It's only fitting that when the Penn men's basketball team hosts La Salle tomorrow night in the first game in the renovated Palestra, that Philadelphia's finest will be on display. Led by a pair of Philly natives -- Rasual Butler and Victor Thomas -- the Explorers (2-3) are looking to open their Big 5 slate with a win over the Quakers (0-4) and its own hometown hero -- Lamar Plummer -- for the second straight year. Butler, a 6'7" junior forward was one of 50 hoopsters named to the pre-season Wooden Award list, an award annually given to the best college player. Not backing away from that honor one bit, through five games, Butler has thrown down an impressive 19.2 points a night. And that's not even tops on his team. The senior Thomas -- also a 6'7'' forward -- leads La Salle coach Speedy Morris' potent one-two punch with 22.4 points per game. Last December, the day before Penn squared off against La Salle at Tom Gola Arena, Quakers coach Fran Dunphy made a very prophetic statement. "Victor Thomas can burn you and Rasual Butler can burn you for 25 to 30 points," the Penn head man remarked at the time. And sure enough, Butler poured in 25 points and Thomas finished with a double-double -- 14 points and 12 rebounds -- as the Explorers rolled, 83-76. Penn fell behind early thanks to three trifectas in the first five minutes from Butler, and the Quakers were never able to recover. This season, both of La Salle's second-team All-Big 5 honorees are back for more. Their first goal? Spoiling Penn's first City Series game. But this isn't to say that the Explorers superstars are invincible. Just four days ago, Butler threw up an outlandish 5-for-29 from the field -- including 2-for-12 from three-point range -- against Seton Hall. Still needing to improve his shot selection, the erratic junior is shooting just 31 percent on the year. In that sloppy 63-54 loss to the Pirates, Butler was looking to torture a familiar face -- former high school teammate and freshman phenom Eddie Griffin. A 17 percent shooting effort from the erratic Butler, however, was no match for Griffin's 20 point, seven-block effort as the Explorers star lost the battle of Roman Catholic graduates. Though Butler might be overshadowed by his high school teammate, this certainly was not the case back in the day. As a senior, Butler was named city Player of the Year by both the Philadelphia Inquirer and the Philadelphia Daily News. "Rasual Butler has the opportunity to be a very special player. He's very, very talented," said La Salle coach Speedy Morris, before Butler even stepped on the court as a freshman two years ago. Across the paint, Thomas -- playing the role of the cooler, more collected senior -- has been more reserved in his shot selection in 2000, shooting at a 58 percent clip. The senior power forward has averaged in double-figures in scoring in all three years on Olney, tallying 15.5 per contest last winter en route to 11 double-doubles. Yet another Philly native on a Big 5 roster, Thomas attended St. John Neumann High School. As a senior, he averaged 15 points and nine rebounds as his squad won the Philadelphia Catholic League Championship. Playing in a city overshadowed by Temple and Villanova in the hoops landscape, the names Butler and Thomas may have slipped through the cracks. But against Penn, at the Palestra, in a Philadelphia game, it's a safe bet that both players will bring their 'A' games. And so when the historic Palestra reopens tomorrow night, there will be a distinctive Philadelphia flavor in the air. It won't necessarily be from former Sixers star Julius Erving, or from former Penn coach Chuck Daly -- both of whom will be in attendance. And for the most part, it won't even be from Plummer, the Quakers leading scorer at 16.0 points per game. Instead, it just might be coming from La Salle's dynamic duo of Thomas and Butler. Get used to the names, Quakers fans, because if recent history is any indication, you'll be hearing those two names over the loudspeaker all night long.Comments powered by Disqus

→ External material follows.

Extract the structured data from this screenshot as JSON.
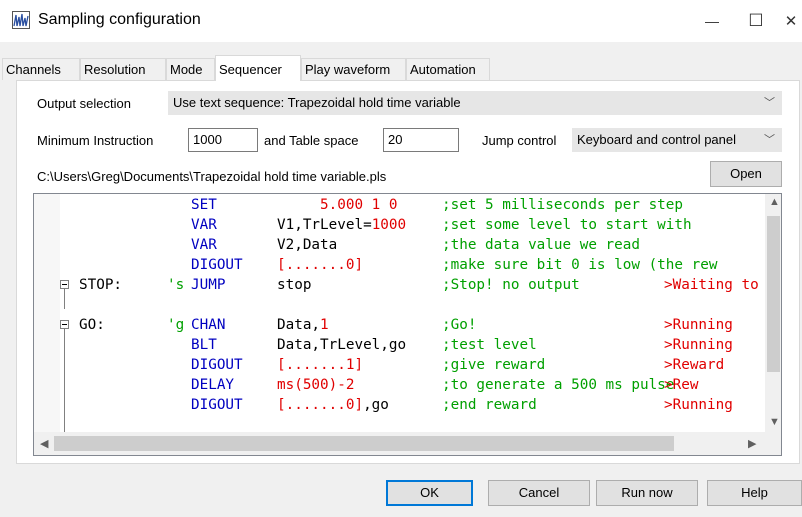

Please note All comments are eligible for publication in The Daily Pennsylvanian.